Beast from the east cold spell deep freezes Europe
Cii Radio| Ayesha Ismail| 02 March 2018|13 Jumadul Ukhra 1439
Mediterranean beaches blanketed in white. Blizzards and “life-threatening” conditions in normally snowless areas of Britain, where there is also a developing natural gas shortage. Motorists stranded overnight on a highway in Scotland.
Since last Friday, Europe has been locked in a Siberian weather pattern that has pummeled the Continent with snow, freezing rain and brutal wind chills, paralyzing cities unaccustomed to more than a thin wet film of snow and killing dozens of people, mainly older and homeless people.
Countries across Europe shut schools and rushed to shelter homeless people on Wednesday as a deadly blast of Siberian weather dubbed the “Beast from the East” kept the mercury far below zero.
The death toll rose to at least 46 since Friday as a 75-year-old Dutchman went out to skate in the western village of Hank, only for the ice to crack beneath his feet.
Three children and two adults also had to be rescued in similar incidents in the skating-mad Netherlands.
The victims of the brutal cold also include 18 people killed in Poland, six in the Czech Republic, five in Lithuania, four each in France and Slovakia, two each in Italy, Serbia and Romania and one in Slovenia.
Homeless people account for many of the dead, and cities across Europe have been racing to open emergency shelters to protect people sleeping rough.
In Germany, the national homeless association urged shelters to open during the day and not just at night.
“You can die of cold during the day too,” its chief Werena Rosenke warned.
Authorities are also urging people to look out for elderly relatives and neighbours after a French woman in her nineties was found frozen to death outside her retirement home.
In Paris, some 50 regional lawmakers were to spend on Wednesday night on the streets to protest the “denial of dignity” suffered by those without roofs over their heads.
And in the northern port of Calais, authorities were launching emergency plans to shelter migrants who camp out near the coast hoping to stow away on trucks bound for Britain.
Schools were shut across Kosovo, western Bosnia and much of Albania, as well as in parts of Britain, Italy and Portugal.
Temperatures again plunged below -20 Celsius (-4 Fahrenheit) overnight in numerous parts of Europe — even hitting -36C in Glattalp, 1,850 meters (6,000 feet) above sea level in the Swiss mountains.
Ahead of a predicted thaw towards the end of the week, both Belgium and Switzerland marked their coldest nights of the winter so far.
And in the usually balmy south of France, residents in Biarritz and Saint-Jean-de-Luz were heading out with skis to zoom down the snowy streets of the beach resorts.
Europe’s cold snap comes as the Arctic experiences record-high temperatures, prompting scientists to ask if global warming may be playing a role in turning things upside down.
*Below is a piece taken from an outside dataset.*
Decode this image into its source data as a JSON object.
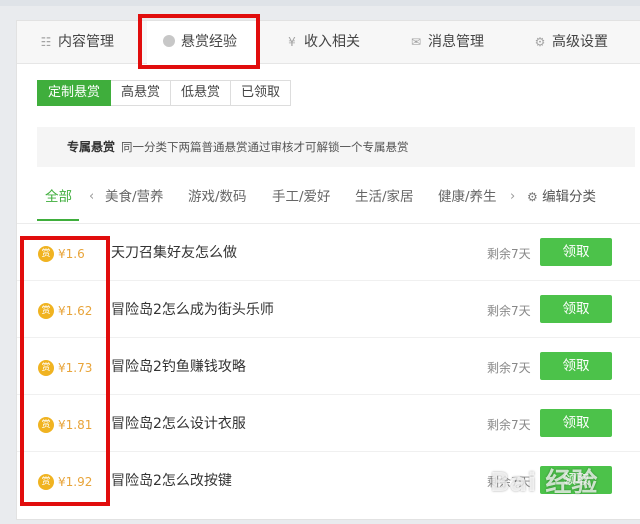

Dubbed the “Siberian bear” by the Dutch and the “snow cannon” by Swedes, the icy blast has played havoc with transport networks.
In Ireland, anxious residents were hoarding bread and milk as they braced for Thursday’s arrival of a storm expected to bring the heaviest snowfall in decades.
“It’s fair to say the people of Ferrybank and Slieverue are taking the #Beastfromtheeast serious,” said one Twitter post alongside a picture of empty supermarket shelves.
The National Emergency Coordination Committee has issued a red alert, ordering everyone in the provinces of Munster and Leinster to stay indoors from 4 p.m. on Thursday until noon Friday.
And Dublin’s travellers were already facing major disruptions, with Ryanair cancelling all flights in and out of the capital for the rest of the day.
Kosovo announced restrictions on electricity usage lasting between one and three hours, due to a surge in power consumption mirrored across Europe as people turn up the thermostat.
Even professionals are feeling the chill.
In Amstetten in northwest Austria which is hosting international championships for ice stock — a sport similar to curling — organizers moved the opening ceremony inside due to the cold.
Austrians were reserving particular sympathy for Ludwig Rasser and Norbert Daxbacher, two employees at the Sonnblick weather station 3,109 metres above sea level.
Handed the honour of having the “coldest job in Austria” by the Oesterreich tabloid, Rasser and Daxbacher are charged with heading out to measure the temperature three times a day.
The process takes an hour in temperatures of -32C — which “with the windchill feels like -60,” Rasser said.
Source – SG| Gulf News